Last month, August 2015, typhoon Ineng battered Northern Luzon. While approaching the region, it dumped heavy rains for several days and then came in with sustained winds of 140 kms per hour resulting in landslides in already sodden upland villages, causing death to 15 people and forcing thousands to flee their homes. The amount of rains that the typhoon unloaded swelled the rivers and other waterways resulting in the destruction of bridges and irrigation systems while flooding agricultural lands in lower lying areas.
Today, the 9th of September, PAG-ASA reported that dry spell starts this month, with most provinces in the country expected to experience up to 60% below-normal rainfall. This will accordingly result in moderate to severe drought for the next four months at a time when our farmers are expecting the rains to water their crops. What last month’s rains have not finished in our agricultural production will be scorched by this long dry spell.
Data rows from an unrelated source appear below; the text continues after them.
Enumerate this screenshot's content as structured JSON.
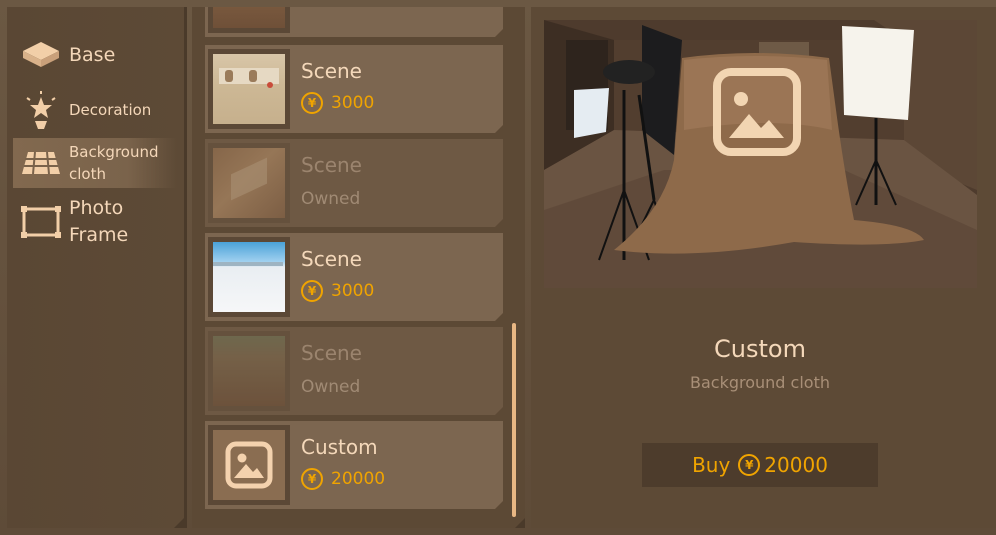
{
  "categories": [
    {
      "label": "Base",
      "icon": "base-tile-icon"
    },
    {
      "label": "Decoration",
      "icon": "decoration-star-icon"
    },
    {
      "label": "Background cloth",
      "icon": "background-cloth-icon"
    },
    {
      "label": "Photo Frame",
      "icon": "photo-frame-icon"
    }
  ],
  "selected_category": "Background cloth",
  "items": [
    {
      "name": "Scene",
      "price": "3000",
      "owned": false
    },
    {
      "name": "Scene",
      "status": "Owned",
      "owned": true
    },
    {
      "name": "Scene",
      "price": "3000",
      "owned": false
    },
    {
      "name": "Scene",
      "status": "Owned",
      "owned": true
    },
    {
      "name": "Custom",
      "price": "20000",
      "owned": false
    }
  ],
  "coin_symbol": "¥",
  "detail": {
    "title": "Custom",
    "subtitle": "Background cloth",
    "buy_label": "Buy",
    "buy_price": "20000"
  },
  "colors": {
    "accent": "#f0a400",
    "text": "#f4d8ba",
    "panel": "#5c4935"
  }
}
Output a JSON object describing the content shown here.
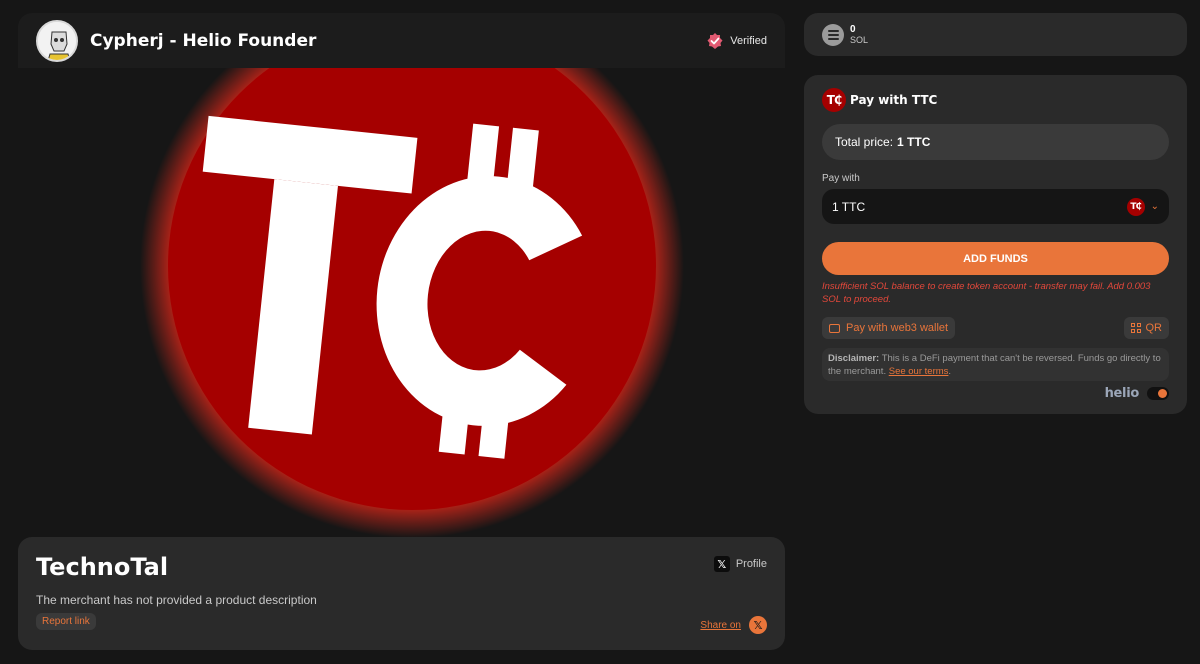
{
  "merchant": {
    "name": "Cypherj - Helio Founder",
    "verified_label": "Verified"
  },
  "hero": {
    "logo_text": "T₵",
    "logo_color": "#a50000"
  },
  "product": {
    "title": "TechnoTal",
    "description": "The merchant has not provided a product description",
    "report_label": "Report link",
    "profile_label": "Profile",
    "share_label": "Share on"
  },
  "balance": {
    "amount": "0",
    "unit": "SOL"
  },
  "payment": {
    "title": "Pay with TTC",
    "total_price_label": "Total price:",
    "total_price_value": "1 TTC",
    "pay_with_label": "Pay with",
    "selected_option": "1 TTC",
    "add_funds_label": "ADD FUNDS",
    "warning": "Insufficient SOL balance to create token account - transfer may fail. Add 0.003 SOL to proceed.",
    "web3_label": "Pay with web3 wallet",
    "qr_label": "QR",
    "disclaimer_title": "Disclaimer:",
    "disclaimer_text": "This is a DeFi payment that can't be reversed. Funds go directly to the merchant.",
    "terms_link": "See our terms",
    "disclaimer_end": ".",
    "brand": "helio",
    "accent_color": "#e9753a"
  },
  "icons": {
    "verified": "verified-badge-icon",
    "sol": "solana-icon",
    "x": "x-logo-icon",
    "wallet": "wallet-icon",
    "qr": "qr-code-icon",
    "chevron": "chevron-down-icon"
  }
}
As expressed in countless times, all these extreme weather disturbances have become the new normal and we need to brace ourselves as the phenomenon even worsens. But while indeed we need to adapt to these changing conditions, more importantly we need to continually point out that these destructive weather patterns are the results of humanity’s folly and insistence on going against the Divine laws of nature. Certainly, the mountains come tumbling down as we have cleared them of vegetation and reduced their natural holding capacities. Certainly, massive flooding happens as rain waters no longer seep into the soil but are un-naturally diverted into waterways that are often full of siltation and could no longer allow the easy flow of the high water volume. In the cities, these waterways have been the dumping site for garbage and can easily overflow even with just an hour’s continuous raining. We could go on and on to cite what we have done and continue to do to bring about the scary weather conditions.
It is also very unfortunate that when natural disasters occur and massive destruction is incurred by affected communities in this country, there are quarters who rejoice and look at the events as opportunities to earn a windfall from government projects and contracts. There will be disaster fund allocations that will go to the rehabilitation of infrastructures that were easily damaged simply because of below-standard works in the first place.
The 5th Mark of our Mission as a Church is to strive to safeguard the integrity of creation and sustain and renew the life of the earth. It is this Mission imperative which continually impels us to speak against the continuing assault on creation such as mining, logging and similar extractive activities that bore into or flatten mountains and denude forests. We also raise our continuing concern over the increasing use of fossil fuel as well as chemical and toxic materials that poison and un-naturally warm our planet. We denounce the insatiable quest for profit at the expense of the environment by big corporate interests as well as opportunistic government officials and contractors. We need to continually bring to the fore that these activities and interests are largely contributory to last month’s typhoon destruction in Northern Luzon as well as the droughts that we expect in the coming months in the whole country.
We find comfort in prayer that the forthcoming dry months will not be so much damaging to people. As we seek Divine guidance and intervention, we call on all our members to continue exercising faithful stewardship and protection of creation. Each of us have a role and a valuable contribution to making this earth a better place.
THE MOST REV. RENATO M. ABIBICO
ECP National Office
9th September 2015